◆ **What you are asked to do**:
Below are records to return verbatim; the pictures are to be dropped.

# # # #

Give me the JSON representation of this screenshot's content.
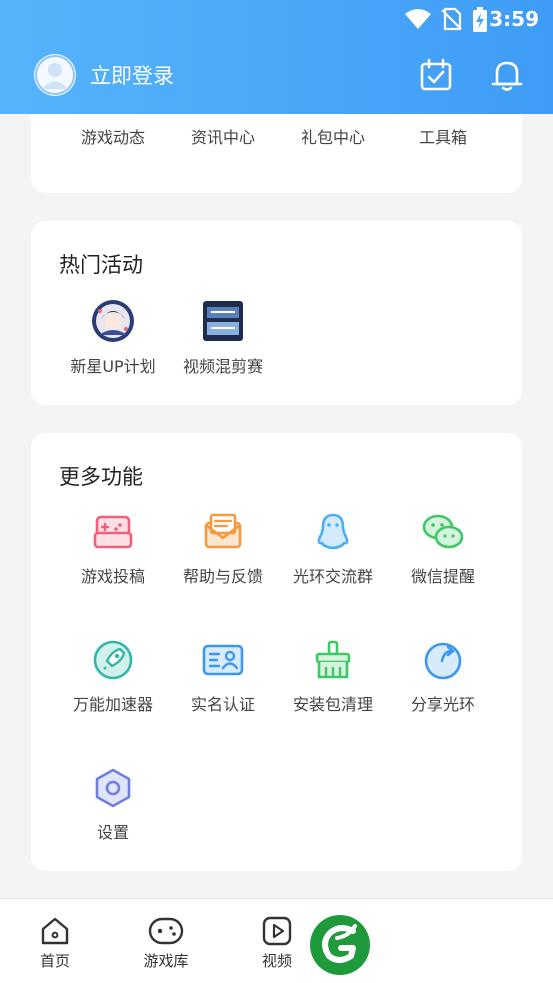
{
  "status_bar": {
    "time": "3:59"
  },
  "header": {
    "login_text": "立即登录"
  },
  "top_grid": [
    {
      "label": "游戏动态",
      "icon": "game-news-icon"
    },
    {
      "label": "资讯中心",
      "icon": "info-center-icon"
    },
    {
      "label": "礼包中心",
      "icon": "gift-center-icon"
    },
    {
      "label": "工具箱",
      "icon": "toolbox-icon"
    }
  ],
  "hot_activities": {
    "title": "热门活动",
    "items": [
      {
        "label": "新星UP计划",
        "icon": "new-star-up-plan-icon"
      },
      {
        "label": "视频混剪赛",
        "icon": "video-remix-contest-icon"
      }
    ]
  },
  "more_features": {
    "title": "更多功能",
    "items": [
      {
        "label": "游戏投稿",
        "icon": "game-submission-icon",
        "color": "#f0607a"
      },
      {
        "label": "帮助与反馈",
        "icon": "help-feedback-icon",
        "color": "#f79a3e"
      },
      {
        "label": "光环交流群",
        "icon": "qq-penguin-icon",
        "color": "#4aaef5"
      },
      {
        "label": "微信提醒",
        "icon": "wechat-icon",
        "color": "#3cc862"
      },
      {
        "label": "万能加速器",
        "icon": "rocket-icon",
        "color": "#2fb8a8"
      },
      {
        "label": "实名认证",
        "icon": "id-card-icon",
        "color": "#3d97ef"
      },
      {
        "label": "安装包清理",
        "icon": "broom-icon",
        "color": "#3cc862"
      },
      {
        "label": "分享光环",
        "icon": "share-icon",
        "color": "#3d97ef"
      },
      {
        "label": "设置",
        "icon": "settings-hex-icon",
        "color": "#6f7fe0"
      }
    ]
  },
  "bottom_nav": [
    {
      "label": "首页",
      "icon": "home-icon"
    },
    {
      "label": "游戏库",
      "icon": "game-library-icon"
    },
    {
      "label": "视频",
      "icon": "video-icon"
    }
  ],
  "colors": {
    "header_start": "#55b4fb",
    "header_end": "#3f9cf6",
    "brand_green": "#1f9a3a"
  }
}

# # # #

◆ **Result**:
Give me the JSON representation of this screenshot's content.
{
  "status_bar": {
    "time": "3:59"
  },
  "header": {
    "login_text": "立即登录"
  },
  "top_grid": [
    {
      "label": "游戏动态",
      "icon": "game-news-icon"
    },
    {
      "label": "资讯中心",
      "icon": "info-center-icon"
    },
    {
      "label": "礼包中心",
      "icon": "gift-center-icon"
    },
    {
      "label": "工具箱",
      "icon": "toolbox-icon"
    }
  ],
  "hot_activities": {
    "title": "热门活动",
    "items": [
      {
        "label": "新星UP计划",
        "icon": "new-star-up-plan-icon"
      },
      {
        "label": "视频混剪赛",
        "icon": "video-remix-contest-icon"
      }
    ]
  },
  "more_features": {
    "title": "更多功能",
    "items": [
      {
        "label": "游戏投稿",
        "icon": "game-submission-icon",
        "color": "#f0607a"
      },
      {
        "label": "帮助与反馈",
        "icon": "help-feedback-icon",
        "color": "#f79a3e"
      },
      {
        "label": "光环交流群",
        "icon": "qq-penguin-icon",
        "color": "#4aaef5"
      },
      {
        "label": "微信提醒",
        "icon": "wechat-icon",
        "color": "#3cc862"
      },
      {
        "label": "万能加速器",
        "icon": "rocket-icon",
        "color": "#2fb8a8"
      },
      {
        "label": "实名认证",
        "icon": "id-card-icon",
        "color": "#3d97ef"
      },
      {
        "label": "安装包清理",
        "icon": "broom-icon",
        "color": "#3cc862"
      },
      {
        "label": "分享光环",
        "icon": "share-icon",
        "color": "#3d97ef"
      },
      {
        "label": "设置",
        "icon": "settings-hex-icon",
        "color": "#6f7fe0"
      }
    ]
  },
  "bottom_nav": [
    {
      "label": "首页",
      "icon": "home-icon"
    },
    {
      "label": "游戏库",
      "icon": "game-library-icon"
    },
    {
      "label": "视频",
      "icon": "video-icon"
    }
  ],
  "colors": {
    "header_start": "#55b4fb",
    "header_end": "#3f9cf6",
    "brand_green": "#1f9a3a"
  }
}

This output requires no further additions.